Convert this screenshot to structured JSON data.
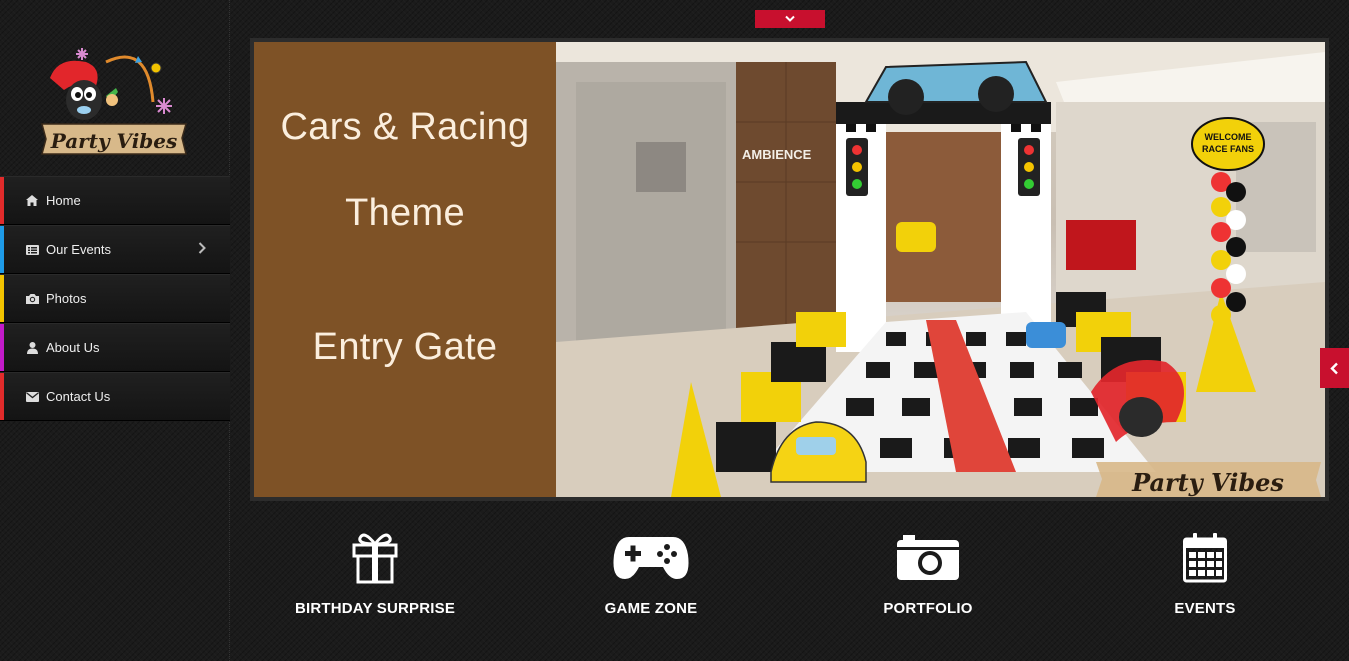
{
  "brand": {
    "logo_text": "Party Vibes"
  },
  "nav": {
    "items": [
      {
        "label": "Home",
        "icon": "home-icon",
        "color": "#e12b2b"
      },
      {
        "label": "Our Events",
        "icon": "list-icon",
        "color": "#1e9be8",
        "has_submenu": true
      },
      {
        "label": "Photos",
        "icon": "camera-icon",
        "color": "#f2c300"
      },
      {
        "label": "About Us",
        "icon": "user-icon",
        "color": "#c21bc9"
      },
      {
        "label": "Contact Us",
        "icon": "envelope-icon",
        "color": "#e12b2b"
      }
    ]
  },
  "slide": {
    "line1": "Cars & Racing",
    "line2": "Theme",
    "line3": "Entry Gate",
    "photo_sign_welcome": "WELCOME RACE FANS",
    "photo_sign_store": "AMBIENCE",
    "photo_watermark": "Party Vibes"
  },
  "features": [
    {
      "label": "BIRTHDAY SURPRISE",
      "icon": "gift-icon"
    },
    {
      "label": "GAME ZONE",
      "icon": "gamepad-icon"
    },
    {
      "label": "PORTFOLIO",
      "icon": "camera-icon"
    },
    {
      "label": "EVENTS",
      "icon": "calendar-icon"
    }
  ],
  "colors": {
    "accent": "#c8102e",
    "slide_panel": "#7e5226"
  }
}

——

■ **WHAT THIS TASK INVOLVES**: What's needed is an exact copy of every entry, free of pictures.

■ **WRITTEN ANSWER**:
Convert this screenshot to structured JSON data.
{
  "brand": {
    "logo_text": "Party Vibes"
  },
  "nav": {
    "items": [
      {
        "label": "Home",
        "icon": "home-icon",
        "color": "#e12b2b"
      },
      {
        "label": "Our Events",
        "icon": "list-icon",
        "color": "#1e9be8",
        "has_submenu": true
      },
      {
        "label": "Photos",
        "icon": "camera-icon",
        "color": "#f2c300"
      },
      {
        "label": "About Us",
        "icon": "user-icon",
        "color": "#c21bc9"
      },
      {
        "label": "Contact Us",
        "icon": "envelope-icon",
        "color": "#e12b2b"
      }
    ]
  },
  "slide": {
    "line1": "Cars & Racing",
    "line2": "Theme",
    "line3": "Entry Gate",
    "photo_sign_welcome": "WELCOME RACE FANS",
    "photo_sign_store": "AMBIENCE",
    "photo_watermark": "Party Vibes"
  },
  "features": [
    {
      "label": "BIRTHDAY SURPRISE",
      "icon": "gift-icon"
    },
    {
      "label": "GAME ZONE",
      "icon": "gamepad-icon"
    },
    {
      "label": "PORTFOLIO",
      "icon": "camera-icon"
    },
    {
      "label": "EVENTS",
      "icon": "calendar-icon"
    }
  ],
  "colors": {
    "accent": "#c8102e",
    "slide_panel": "#7e5226"
  }
}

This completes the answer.